WASHINGTON -- U.S. Rep. French Hill, R-Ark., is co-sponsoring legislation aimed at increasing federal funding for historically Black colleges and universities.
In the U.S. House, Hill serves as co-chairman of the Congressional Bipartisan HBCU Caucus, along with U.S. Rep. Alma Adams, D-N.C. On Wednesday, they touted their bill, dubbed the Institutional Grants for New Infrastructure, Technology and Education for HBCU Excellence Act.
The amount of money they're seeking has not been determined, Adams said, but she suggested that it would be substantial.
"For over 150 years, HBCUs have been agents of equity, access and excellence in education, despite being ignored and marginalized by federal and state governments. This historic bipartisan bill changes that," she said.
A former historically Black colleges and universities professor, as well as an alumna, Adams called the IGNITE HBCU Excellence Act "the most transformative legislation for historically Black colleges and universities ever."
Hill, who has three historically Black colleges in his district, said the legislation would help "ensure that HBCUs have a bright future ahead of them."
"As a former community banker and a former chamber chairman in metro Little Rock, I know the academic and economic power and strength of these HBCUs, not only for the benefit of those students, but for the benefit of the greater Little Rock workforce," Hill said.
"This bill will, in my view, give them the tools and conditions and infrastructure they need for the campus in the future and the students of the future," Hill added.
The legislation authorizes funding for constructing, renovating, preserving or modernizing school facilities, plus money for high-speed broadband services and other priorities.
It will be championed in the U.S. Senate by Sens.

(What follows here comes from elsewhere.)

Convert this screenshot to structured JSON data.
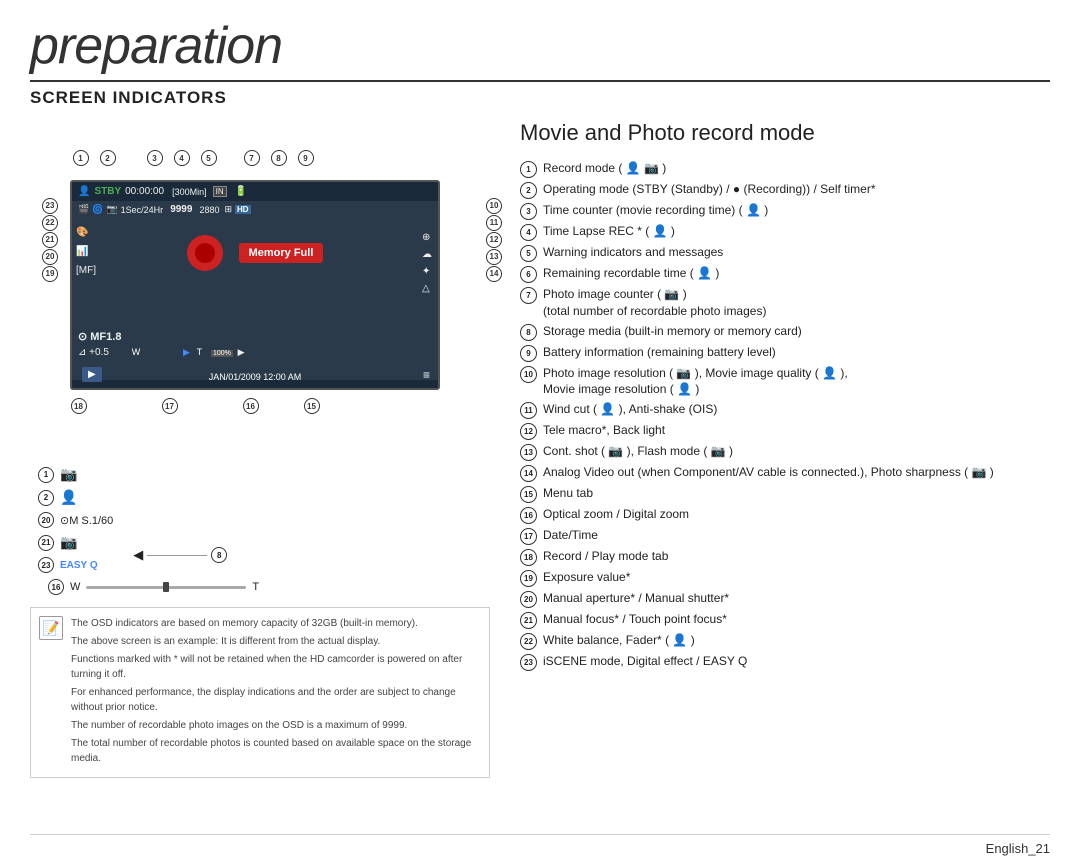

Tim Scott, R-S.C., and Chris Coons, D-Del.
Historically Black colleges make up around 3% of all four-year colleges, but their impact is significant in the African American community, caucus officials said.
Roughly 17% of all Black graduates with four-year degrees went to historically Black schools, caucus officials said.
A disproportionate number of those are low-income or first-generation college students.
U.S. Rep. Danny K. Davis, D-Ill., who attended the announcement, said the schools offered a path out of poverty for him, his four sisters and his two brothers.
The son of an Arkansas Delta sharecropper, he worked in Ashley County's cotton fields before leaving home at age 16 to attend a historically Black college in Jefferson County.
Studying at Arkansas Agricultural, Mechanical and Normal College, now known as the University of Arkansas at Pine Bluff, changed his life, he said.
"Had it not been for these HBCUs, I wouldn't be standing here this afternoon as a member of Congress," Davis, 79, told reporters and fellow lawmakers.
After sharing his story, he urged everyone to get behind the bill.
"Spread the word," he said. "Make sure everybody gets it."
In an interview, Adams said she plans to do just that.
"IGNITE. That's what we call the bill, so we're going to light that flame today and move forward," she said.
She's glad to see people reaching across the aisle to help advance historically Black colleges, she said.
The bipartisan nature of the caucus "shows that we can work together -- members of both parties," she said.
"This has been wonderful," she added.
With Republicans and Democrats joining forces, "we're going to hopefully make some headway," she said.
Roderick Smothers, president of Philander Smith College in Little Rock, said he wasn't surprised to see Hill championing legislation that would help the school.
"He's been extremely helpful," Smothers said.
If the bill becomes law, then it will give a big boost to Philander Smith and other historically Black colleges and universities, he said.
"We've never been fully funded. We've always been under-resourced. But we have been able to still do amazing things and graduate amazing students who've gone on to change the world for the better," he said.
"This legislation provides the type of resources to our institution that will allow us to address things, quite honestly, that we have not been able to address," Smothers said.